» Data under study
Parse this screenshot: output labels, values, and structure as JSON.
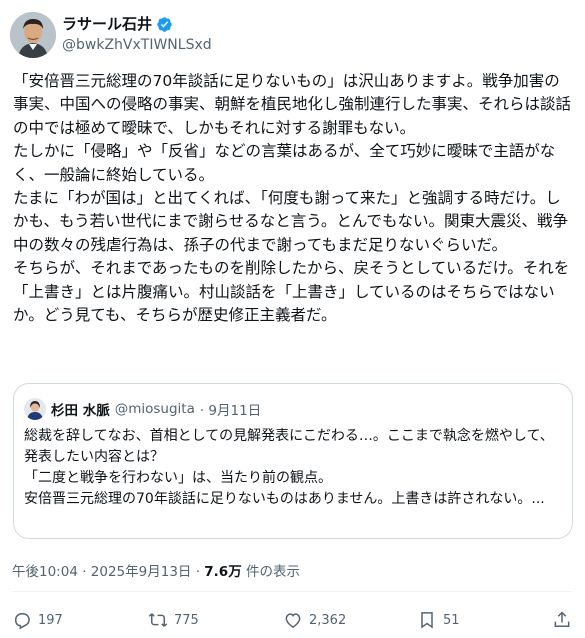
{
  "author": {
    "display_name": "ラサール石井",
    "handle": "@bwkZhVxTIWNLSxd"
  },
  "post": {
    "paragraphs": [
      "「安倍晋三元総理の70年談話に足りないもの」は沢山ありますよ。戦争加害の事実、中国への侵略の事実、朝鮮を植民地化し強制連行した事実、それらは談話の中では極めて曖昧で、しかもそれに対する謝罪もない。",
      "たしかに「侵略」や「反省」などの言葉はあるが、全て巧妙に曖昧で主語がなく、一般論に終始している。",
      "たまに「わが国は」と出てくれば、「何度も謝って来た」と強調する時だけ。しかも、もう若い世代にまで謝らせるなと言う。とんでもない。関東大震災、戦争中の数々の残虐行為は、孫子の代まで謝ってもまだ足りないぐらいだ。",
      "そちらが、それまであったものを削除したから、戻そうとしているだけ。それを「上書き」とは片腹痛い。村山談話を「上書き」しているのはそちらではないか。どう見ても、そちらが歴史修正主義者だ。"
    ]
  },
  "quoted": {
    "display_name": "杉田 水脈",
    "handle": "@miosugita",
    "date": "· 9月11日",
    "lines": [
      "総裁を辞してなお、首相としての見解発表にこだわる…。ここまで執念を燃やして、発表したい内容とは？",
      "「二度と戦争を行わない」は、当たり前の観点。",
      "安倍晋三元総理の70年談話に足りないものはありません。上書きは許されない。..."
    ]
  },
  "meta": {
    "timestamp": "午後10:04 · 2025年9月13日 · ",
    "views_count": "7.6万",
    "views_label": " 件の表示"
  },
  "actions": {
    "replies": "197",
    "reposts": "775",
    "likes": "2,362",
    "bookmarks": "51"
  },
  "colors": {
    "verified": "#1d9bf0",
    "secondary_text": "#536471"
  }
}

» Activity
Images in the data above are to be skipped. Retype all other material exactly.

» Answer to the exercise
Parse this screenshot: output labels, values, and structure as JSON.
{
  "author": {
    "display_name": "ラサール石井",
    "handle": "@bwkZhVxTIWNLSxd"
  },
  "post": {
    "paragraphs": [
      "「安倍晋三元総理の70年談話に足りないもの」は沢山ありますよ。戦争加害の事実、中国への侵略の事実、朝鮮を植民地化し強制連行した事実、それらは談話の中では極めて曖昧で、しかもそれに対する謝罪もない。",
      "たしかに「侵略」や「反省」などの言葉はあるが、全て巧妙に曖昧で主語がなく、一般論に終始している。",
      "たまに「わが国は」と出てくれば、「何度も謝って来た」と強調する時だけ。しかも、もう若い世代にまで謝らせるなと言う。とんでもない。関東大震災、戦争中の数々の残虐行為は、孫子の代まで謝ってもまだ足りないぐらいだ。",
      "そちらが、それまであったものを削除したから、戻そうとしているだけ。それを「上書き」とは片腹痛い。村山談話を「上書き」しているのはそちらではないか。どう見ても、そちらが歴史修正主義者だ。"
    ]
  },
  "quoted": {
    "display_name": "杉田 水脈",
    "handle": "@miosugita",
    "date": "· 9月11日",
    "lines": [
      "総裁を辞してなお、首相としての見解発表にこだわる…。ここまで執念を燃やして、発表したい内容とは？",
      "「二度と戦争を行わない」は、当たり前の観点。",
      "安倍晋三元総理の70年談話に足りないものはありません。上書きは許されない。..."
    ]
  },
  "meta": {
    "timestamp": "午後10:04 · 2025年9月13日 · ",
    "views_count": "7.6万",
    "views_label": " 件の表示"
  },
  "actions": {
    "replies": "197",
    "reposts": "775",
    "likes": "2,362",
    "bookmarks": "51"
  },
  "colors": {
    "verified": "#1d9bf0",
    "secondary_text": "#536471"
  }
}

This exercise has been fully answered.